Apart from mud reclaimed stone has been used for the construction of walls and foundations. We used no cement to build this structure to reduce the carbon footprint for construction. The mortar used for stone masonry was Bagra. Bagra is waste that is left behind in lime kilns after processing limestone. The sustainable technique of building with lime waste has been used by nearby villages for centuries. Bedrooms face east and west with windows located strategically to get the best of sun rise and sun set views from indoors. The house is a load-bearing structure, we used stone brackets to pull out cantilevers to get a bigger terrace and protect windows from the rains. Stone brackets are like adornments and add beautiful detail to the building.
Entering into the central living room also houses a kitchenette, this is a double-height hall bringing a more expansive feel. The room overlooks all four sides of the farm bringing in lovely green views. A cluster of locally made cane lamps hang from the ceiling and act as a focal point for anyone entering into the living room. The design of the entire house and its elements are focussed on using local materials and craftsmanship. A daybed in the living room is also an example of the same. Traditionally called khaat, was picked from local artisans who have been making these for generations. Both bedrooms have multiple windows overlooking views from around the farm. The walls in both rooms have different dominant finishes.
One of the rooms which are built in earthbag has been finished in lime plaster. The brick powder was mixed with lime to get the rust tinge on the walls.
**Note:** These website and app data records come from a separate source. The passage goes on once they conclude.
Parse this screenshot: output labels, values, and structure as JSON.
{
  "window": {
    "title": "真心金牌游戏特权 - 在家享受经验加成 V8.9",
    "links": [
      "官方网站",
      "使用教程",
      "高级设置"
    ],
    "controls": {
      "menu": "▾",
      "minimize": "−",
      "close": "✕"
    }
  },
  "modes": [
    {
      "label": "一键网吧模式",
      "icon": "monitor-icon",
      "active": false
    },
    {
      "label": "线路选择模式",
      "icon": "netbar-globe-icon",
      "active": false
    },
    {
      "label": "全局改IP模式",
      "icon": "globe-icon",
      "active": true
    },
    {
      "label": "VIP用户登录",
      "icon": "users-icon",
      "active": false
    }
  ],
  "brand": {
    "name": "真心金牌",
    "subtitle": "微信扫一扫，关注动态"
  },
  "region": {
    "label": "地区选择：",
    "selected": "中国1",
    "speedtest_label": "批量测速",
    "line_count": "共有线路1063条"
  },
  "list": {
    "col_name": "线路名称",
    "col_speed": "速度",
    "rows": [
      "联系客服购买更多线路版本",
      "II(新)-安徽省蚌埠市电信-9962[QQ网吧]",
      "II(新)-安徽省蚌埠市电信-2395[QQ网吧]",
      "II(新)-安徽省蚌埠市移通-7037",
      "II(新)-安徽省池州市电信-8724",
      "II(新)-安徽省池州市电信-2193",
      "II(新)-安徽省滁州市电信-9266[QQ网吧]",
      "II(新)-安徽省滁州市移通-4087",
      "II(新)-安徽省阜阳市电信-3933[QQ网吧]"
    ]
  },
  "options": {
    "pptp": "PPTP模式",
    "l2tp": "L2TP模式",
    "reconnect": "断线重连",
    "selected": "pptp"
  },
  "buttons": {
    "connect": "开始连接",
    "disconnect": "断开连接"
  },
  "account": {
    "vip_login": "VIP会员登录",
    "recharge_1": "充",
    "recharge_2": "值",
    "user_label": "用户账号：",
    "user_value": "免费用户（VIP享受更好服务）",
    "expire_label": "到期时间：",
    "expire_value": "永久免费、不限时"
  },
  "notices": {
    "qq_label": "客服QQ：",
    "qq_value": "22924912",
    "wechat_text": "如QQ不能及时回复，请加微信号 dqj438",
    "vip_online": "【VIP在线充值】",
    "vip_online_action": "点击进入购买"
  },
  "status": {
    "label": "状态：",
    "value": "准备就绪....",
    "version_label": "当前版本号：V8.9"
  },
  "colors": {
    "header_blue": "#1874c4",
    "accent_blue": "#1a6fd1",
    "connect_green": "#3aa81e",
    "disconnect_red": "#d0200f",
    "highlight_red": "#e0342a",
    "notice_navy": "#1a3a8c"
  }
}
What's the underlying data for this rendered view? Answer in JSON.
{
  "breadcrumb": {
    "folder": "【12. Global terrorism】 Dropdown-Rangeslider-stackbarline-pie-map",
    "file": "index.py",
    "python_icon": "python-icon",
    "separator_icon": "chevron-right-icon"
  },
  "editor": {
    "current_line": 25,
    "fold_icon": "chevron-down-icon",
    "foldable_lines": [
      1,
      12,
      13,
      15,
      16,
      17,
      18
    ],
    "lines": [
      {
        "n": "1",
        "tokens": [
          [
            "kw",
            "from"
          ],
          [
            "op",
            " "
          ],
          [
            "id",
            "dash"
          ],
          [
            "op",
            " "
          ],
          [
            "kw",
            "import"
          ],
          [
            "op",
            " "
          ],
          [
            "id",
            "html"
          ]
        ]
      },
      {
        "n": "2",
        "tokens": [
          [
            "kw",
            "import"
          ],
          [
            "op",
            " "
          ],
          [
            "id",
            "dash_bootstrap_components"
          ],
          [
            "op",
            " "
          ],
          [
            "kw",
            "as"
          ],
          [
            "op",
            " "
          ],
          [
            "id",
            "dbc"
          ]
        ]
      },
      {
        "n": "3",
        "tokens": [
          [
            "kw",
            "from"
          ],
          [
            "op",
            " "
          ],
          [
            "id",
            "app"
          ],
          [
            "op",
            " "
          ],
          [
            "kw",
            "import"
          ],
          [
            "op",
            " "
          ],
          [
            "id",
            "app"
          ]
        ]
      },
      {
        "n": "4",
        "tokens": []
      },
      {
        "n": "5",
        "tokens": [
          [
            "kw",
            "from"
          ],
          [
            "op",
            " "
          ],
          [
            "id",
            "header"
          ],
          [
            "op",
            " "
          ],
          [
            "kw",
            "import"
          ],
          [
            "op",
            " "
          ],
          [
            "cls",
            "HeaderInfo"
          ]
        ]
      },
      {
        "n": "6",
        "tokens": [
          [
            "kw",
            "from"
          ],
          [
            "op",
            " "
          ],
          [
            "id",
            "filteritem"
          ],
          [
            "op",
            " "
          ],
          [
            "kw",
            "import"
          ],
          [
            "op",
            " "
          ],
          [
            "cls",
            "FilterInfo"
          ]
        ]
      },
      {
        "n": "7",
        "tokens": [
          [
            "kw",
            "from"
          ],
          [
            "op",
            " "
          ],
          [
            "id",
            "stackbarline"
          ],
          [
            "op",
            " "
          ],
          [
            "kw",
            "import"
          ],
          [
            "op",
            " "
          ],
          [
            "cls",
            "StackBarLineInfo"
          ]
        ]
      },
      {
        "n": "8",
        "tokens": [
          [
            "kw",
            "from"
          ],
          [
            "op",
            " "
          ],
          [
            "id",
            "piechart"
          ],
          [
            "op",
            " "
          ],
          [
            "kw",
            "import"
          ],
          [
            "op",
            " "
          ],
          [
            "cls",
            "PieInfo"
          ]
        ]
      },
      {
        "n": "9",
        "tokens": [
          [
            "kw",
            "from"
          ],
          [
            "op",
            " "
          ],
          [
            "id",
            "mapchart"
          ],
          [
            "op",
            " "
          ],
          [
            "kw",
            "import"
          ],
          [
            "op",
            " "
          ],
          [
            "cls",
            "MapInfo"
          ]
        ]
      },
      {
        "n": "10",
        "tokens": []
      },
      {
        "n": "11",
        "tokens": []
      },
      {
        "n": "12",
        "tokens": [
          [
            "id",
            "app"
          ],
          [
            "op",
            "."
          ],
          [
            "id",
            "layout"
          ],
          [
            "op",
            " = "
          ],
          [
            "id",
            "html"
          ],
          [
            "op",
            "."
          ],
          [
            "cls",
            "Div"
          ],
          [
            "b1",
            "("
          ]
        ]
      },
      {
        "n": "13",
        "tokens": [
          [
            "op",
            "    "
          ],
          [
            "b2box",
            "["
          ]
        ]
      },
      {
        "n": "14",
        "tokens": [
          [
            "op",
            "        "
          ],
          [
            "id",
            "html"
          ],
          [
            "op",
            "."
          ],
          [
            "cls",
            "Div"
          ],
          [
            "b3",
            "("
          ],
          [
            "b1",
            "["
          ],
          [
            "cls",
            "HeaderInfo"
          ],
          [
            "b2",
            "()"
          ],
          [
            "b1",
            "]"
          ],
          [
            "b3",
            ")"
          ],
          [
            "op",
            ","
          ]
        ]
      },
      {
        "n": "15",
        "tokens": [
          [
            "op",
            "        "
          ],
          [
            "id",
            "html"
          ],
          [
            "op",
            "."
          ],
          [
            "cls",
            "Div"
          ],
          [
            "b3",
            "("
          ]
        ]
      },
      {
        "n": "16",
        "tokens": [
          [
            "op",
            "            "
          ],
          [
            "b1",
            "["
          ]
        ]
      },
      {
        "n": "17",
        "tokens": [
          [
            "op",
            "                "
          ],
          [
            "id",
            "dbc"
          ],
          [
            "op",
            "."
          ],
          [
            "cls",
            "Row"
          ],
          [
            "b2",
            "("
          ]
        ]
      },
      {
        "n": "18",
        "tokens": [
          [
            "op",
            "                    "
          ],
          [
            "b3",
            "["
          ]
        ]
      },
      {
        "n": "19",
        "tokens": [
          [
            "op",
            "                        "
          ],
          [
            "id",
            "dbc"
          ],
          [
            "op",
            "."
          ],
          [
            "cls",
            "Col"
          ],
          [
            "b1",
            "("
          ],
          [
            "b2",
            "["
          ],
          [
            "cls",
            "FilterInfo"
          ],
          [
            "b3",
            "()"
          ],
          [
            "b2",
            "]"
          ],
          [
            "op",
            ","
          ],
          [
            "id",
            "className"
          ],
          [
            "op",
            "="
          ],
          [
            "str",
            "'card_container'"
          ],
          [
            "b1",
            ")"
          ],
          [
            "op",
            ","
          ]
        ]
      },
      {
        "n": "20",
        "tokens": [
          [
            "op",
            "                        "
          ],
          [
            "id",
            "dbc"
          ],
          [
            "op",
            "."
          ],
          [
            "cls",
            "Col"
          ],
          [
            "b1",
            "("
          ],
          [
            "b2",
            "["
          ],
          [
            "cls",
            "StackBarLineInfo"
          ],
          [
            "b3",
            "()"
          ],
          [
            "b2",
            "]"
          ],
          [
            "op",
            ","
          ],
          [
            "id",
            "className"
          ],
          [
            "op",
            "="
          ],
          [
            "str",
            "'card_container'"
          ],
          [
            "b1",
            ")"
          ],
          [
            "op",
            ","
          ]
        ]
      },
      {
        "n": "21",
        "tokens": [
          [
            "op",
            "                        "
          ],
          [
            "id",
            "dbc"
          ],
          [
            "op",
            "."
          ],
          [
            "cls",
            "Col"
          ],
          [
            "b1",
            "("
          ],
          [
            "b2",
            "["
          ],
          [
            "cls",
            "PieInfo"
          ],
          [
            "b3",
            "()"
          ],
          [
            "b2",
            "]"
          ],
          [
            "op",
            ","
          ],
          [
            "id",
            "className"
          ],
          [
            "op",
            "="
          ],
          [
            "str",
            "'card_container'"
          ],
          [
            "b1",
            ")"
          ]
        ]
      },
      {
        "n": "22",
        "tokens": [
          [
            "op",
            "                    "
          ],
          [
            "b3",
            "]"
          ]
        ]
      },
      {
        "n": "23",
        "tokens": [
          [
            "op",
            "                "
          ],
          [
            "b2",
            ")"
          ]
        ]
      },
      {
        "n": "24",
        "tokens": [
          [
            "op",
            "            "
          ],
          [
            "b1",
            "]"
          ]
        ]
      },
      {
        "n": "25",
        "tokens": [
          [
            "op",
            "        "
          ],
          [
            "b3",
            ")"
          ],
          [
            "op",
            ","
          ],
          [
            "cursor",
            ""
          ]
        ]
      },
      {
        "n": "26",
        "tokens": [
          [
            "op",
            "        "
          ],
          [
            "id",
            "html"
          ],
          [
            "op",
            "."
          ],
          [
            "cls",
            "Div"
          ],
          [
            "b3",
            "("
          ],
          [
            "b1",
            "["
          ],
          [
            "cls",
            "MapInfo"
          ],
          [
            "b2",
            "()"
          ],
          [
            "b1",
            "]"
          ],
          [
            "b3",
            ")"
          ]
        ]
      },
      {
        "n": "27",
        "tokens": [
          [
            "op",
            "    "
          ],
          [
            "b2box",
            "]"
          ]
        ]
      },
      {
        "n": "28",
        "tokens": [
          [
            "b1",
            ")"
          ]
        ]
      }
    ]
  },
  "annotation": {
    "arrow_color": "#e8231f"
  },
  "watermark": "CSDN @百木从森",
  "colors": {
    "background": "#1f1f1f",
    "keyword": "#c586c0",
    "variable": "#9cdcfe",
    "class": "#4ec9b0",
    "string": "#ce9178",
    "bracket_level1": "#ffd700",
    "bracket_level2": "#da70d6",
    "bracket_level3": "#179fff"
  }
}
This plastering technique is kept alive only by a handful of artisans. Multiple layers were plastered and beaten to remove air pockets thus avoiding cracks. The other bedroom is primarily built using reclaimed stones that were picked up from nearby dismantled sites. Decor elements and soft furnishings were introduced into the space after careful consideration. Choosing brands that work to promote crafts and use sustainable materials. The tones of the chosen accessories accentuate the colors of the building.
Throughout the building process, we tried to focus on local artisanal building techniques and materials in the same form they were used hundreds of years ago. Much research and talking to elderly masons have helped gain all the knowledge which has helped build this house. It is our effort towards bringing architecture closer to Earth through its materials and sustainable lifestyle.